5. Denver - I arrived in Denver on Tuesday morning and had most of the day to check out the city. And what a time to be here. I packed for snowy 10-degree weather and showed up to 66 degrees and sunny. What a nice city, too. It’s very clean and unique, sitting in the shadow of the Rockies. I checked out the outside of Peyton’s Palace (aka Mile High), which was sweet, and hope to catch Coors Field on the way out of town tomorrow. Found a good spot to eat (Jack-n-Grill, home of the 7-pound breakfast burrito) and then settled in for the game. The Pepsi Center was nice, with a near sellout crowd that was vocal throughout the night. Cool environment overall.
-Bird and Magic. Wilt and Russell. MJ and the Pistons. All great basketball rivalries. But I’m not sure any compare to the budding feud between Russell Westbrook and Rocky, star Thunder point guard and cocky Nuggets mascot. You remember the ‘No Queso for You!’ blocked shot incident last season, followed by Rocky’s eventual revenge. Well, apparently, time does not heal all wounds. The two remain mortal enemies, as shown moments before tip on Tuesday night, when Rocky sauntered toward halfcourt, spotted Russell Westbrook at the end of the court and engaged in a lengthy staredown. The drama!!!!
-Serge Ibaka had a fantastic first quarter: 5-of-5 shooting for 13 points. He cooled down the rest of the way, finishing with 17 and 10 rebounds, but the hot start was big.
-The Nuggets have given up 30+ to an opponent five times this season. Three of those: Kevin Durant, Russell Westbrook and Kevin Durant.
-Kevin Durant had his 12th 30-point game of the season. No one else in the NBA has more than seven.
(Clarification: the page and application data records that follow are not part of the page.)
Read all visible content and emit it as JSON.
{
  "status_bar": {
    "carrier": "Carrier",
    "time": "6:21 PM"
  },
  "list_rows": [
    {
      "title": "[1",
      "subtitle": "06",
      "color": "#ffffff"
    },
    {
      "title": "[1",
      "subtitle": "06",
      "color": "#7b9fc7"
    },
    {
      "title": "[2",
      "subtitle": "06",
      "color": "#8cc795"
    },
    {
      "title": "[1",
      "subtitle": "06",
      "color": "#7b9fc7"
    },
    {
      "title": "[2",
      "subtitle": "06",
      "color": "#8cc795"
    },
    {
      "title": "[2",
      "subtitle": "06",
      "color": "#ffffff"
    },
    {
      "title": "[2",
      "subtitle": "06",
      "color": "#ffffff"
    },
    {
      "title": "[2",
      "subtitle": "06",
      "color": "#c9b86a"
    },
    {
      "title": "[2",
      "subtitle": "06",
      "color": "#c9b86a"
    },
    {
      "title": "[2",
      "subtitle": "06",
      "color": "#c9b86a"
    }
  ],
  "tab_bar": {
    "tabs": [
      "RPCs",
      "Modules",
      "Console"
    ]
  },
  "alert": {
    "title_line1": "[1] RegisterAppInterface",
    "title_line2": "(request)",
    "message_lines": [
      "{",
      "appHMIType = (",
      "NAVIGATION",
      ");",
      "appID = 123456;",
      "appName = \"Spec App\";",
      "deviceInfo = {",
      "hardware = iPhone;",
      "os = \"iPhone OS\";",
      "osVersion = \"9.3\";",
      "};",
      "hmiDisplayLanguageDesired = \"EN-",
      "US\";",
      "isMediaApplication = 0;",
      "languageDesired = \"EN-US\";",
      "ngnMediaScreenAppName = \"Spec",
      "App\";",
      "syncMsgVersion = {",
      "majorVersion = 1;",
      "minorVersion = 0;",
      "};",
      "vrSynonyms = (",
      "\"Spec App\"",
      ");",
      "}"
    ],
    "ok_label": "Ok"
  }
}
-With 10 minutes left, in a time he usually shines, Reggie Jackson sliced through the lane for a silky layup. But in the process, his shoe fell off, forcing him to quickly foul in order to get it back on. But after the foul, Scott Brooks immediately pulled him from the game. Jackson, sitting on eight points, didn’t reenter until there was less than a minute left, in garbage time, with no chance to extend his double-digit point streak to 10 games. Tough break.
Brooks on the incident: “His shoe wasn’t ready and I didn’t want to foul again because he was getting his shoe. So I wanted Russell to sub in. Then the momentum of the game, I just never got him back.”
-What’s new? Steven Adams’ physical yet emotionless style of play angered another opponent, drawing a silly flagrant and ejection. By my unoffical count, that’s the 134th time this season. This one was by Denver’s Jordan Hamilton (seen below). Side note: A Twitter follower sent me this potential nickname for Adams -> Stone Cold Steve Adams. Gotta say, I love it.
-Brian Shaw seems like a great coach and his team is playing well this year. But my God, why Evan Fournier ever? In the first meeting, he put him in the post on Kevin Durant. Immediate points. On Tuesday, he put Fournier on Westbrook in the second quarter. The result: Two immediate fouls and then a breakaway dunk where Fournier looked completely lost. Check out the play: